Structures of authority are not self-justifying
i don’t think we’re smart enough to design in any detail what a perfectly just and free society would be like. i think we can give some guidelines and, more significantly, we can ask how we can progress in that direction. John dewey, the leading social philosopher, argued that until all institutions— production, commerce, media—are under participatory democratic control, we will not have a functioning democratic society. as he put it, “policy will be the shadow cast by business over society.” Well, it’s essentially true. Where there are structures of authority, domination, and hierarchy—somebody gives the orders and somebody takes them—they are not self-justifying. They have to justify themselves. They have a burden of proof to meet. if you take a close look, usually you find they can’t justify themselves. If they can’t, we ought to be dismantling them—trying to expand the domain of freedom and justice by dismantling that form of illegitimate authority. That’s another task for an organized, committed, dedicated population: not just to regulate them, but to ask why they’re there.

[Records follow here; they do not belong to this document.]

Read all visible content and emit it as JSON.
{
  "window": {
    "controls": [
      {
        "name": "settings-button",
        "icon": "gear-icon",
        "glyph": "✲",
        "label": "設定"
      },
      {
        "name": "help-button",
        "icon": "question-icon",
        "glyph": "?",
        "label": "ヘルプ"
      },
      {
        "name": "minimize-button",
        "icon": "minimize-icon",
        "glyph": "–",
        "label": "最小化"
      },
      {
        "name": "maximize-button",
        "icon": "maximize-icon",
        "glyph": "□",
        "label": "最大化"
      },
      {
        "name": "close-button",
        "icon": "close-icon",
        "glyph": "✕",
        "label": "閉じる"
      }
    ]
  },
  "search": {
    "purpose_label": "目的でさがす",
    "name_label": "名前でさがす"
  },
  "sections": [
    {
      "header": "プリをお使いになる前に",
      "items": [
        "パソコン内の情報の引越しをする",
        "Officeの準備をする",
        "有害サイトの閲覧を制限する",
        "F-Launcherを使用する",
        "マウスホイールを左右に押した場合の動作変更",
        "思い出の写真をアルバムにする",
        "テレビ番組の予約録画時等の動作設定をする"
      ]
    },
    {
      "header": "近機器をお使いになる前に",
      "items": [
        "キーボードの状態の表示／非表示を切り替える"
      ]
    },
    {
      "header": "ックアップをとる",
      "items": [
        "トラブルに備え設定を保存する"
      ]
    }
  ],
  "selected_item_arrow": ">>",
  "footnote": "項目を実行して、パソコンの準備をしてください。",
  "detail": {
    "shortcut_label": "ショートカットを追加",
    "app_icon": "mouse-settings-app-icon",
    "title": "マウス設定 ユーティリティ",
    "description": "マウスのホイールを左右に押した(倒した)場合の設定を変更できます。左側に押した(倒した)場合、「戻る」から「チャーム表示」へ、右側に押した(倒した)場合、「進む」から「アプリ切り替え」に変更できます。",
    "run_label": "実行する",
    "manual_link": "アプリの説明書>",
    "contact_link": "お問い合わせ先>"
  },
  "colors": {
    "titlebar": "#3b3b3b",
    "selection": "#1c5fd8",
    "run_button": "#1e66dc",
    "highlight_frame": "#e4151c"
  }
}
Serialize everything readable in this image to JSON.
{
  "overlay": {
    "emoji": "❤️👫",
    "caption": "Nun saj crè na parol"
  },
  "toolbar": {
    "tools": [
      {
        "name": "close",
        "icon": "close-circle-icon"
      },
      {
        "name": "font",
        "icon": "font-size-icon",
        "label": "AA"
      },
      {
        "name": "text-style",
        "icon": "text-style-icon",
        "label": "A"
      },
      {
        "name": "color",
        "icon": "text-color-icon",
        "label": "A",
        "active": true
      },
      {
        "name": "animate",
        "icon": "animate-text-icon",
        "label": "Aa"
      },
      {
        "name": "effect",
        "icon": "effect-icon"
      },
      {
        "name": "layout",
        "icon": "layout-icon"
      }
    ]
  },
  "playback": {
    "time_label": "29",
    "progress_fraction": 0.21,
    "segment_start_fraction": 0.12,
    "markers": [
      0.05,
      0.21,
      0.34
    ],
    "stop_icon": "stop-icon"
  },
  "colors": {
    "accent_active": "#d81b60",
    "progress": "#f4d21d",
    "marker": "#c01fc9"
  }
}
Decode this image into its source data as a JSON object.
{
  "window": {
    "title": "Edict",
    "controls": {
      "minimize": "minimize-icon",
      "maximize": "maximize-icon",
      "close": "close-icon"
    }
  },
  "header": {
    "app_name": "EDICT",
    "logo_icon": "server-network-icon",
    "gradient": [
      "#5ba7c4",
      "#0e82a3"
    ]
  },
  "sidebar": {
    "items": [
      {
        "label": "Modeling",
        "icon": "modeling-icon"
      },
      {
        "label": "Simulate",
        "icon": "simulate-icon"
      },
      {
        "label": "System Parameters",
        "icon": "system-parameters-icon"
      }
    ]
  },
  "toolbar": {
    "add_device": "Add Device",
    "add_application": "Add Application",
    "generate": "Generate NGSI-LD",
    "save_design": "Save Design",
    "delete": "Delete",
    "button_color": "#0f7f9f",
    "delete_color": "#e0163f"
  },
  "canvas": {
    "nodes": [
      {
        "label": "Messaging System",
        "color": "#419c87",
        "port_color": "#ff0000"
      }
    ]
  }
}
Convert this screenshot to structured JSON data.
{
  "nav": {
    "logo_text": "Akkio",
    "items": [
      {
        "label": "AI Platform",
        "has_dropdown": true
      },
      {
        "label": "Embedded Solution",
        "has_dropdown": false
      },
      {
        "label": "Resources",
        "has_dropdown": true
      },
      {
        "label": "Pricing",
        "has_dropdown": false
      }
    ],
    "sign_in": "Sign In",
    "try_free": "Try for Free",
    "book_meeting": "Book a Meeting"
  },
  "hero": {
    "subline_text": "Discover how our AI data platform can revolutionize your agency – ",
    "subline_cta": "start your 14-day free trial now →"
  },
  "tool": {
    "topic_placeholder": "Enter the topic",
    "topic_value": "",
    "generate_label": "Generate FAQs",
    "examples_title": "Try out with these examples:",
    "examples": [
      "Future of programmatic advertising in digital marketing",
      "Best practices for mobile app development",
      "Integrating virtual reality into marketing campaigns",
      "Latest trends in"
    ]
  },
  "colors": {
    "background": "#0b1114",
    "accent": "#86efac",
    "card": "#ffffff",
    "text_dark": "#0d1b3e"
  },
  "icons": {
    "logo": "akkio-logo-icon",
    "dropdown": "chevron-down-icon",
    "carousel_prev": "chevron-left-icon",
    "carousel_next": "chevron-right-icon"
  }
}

This comes straight out of the libertarian element of the enlightenment and classical liberal thought. it’s also the core principle of anarchism, but that’s democracy as well.
–From requeim For the american dream by Noam Chomsky (Seven Stories Press, 2017)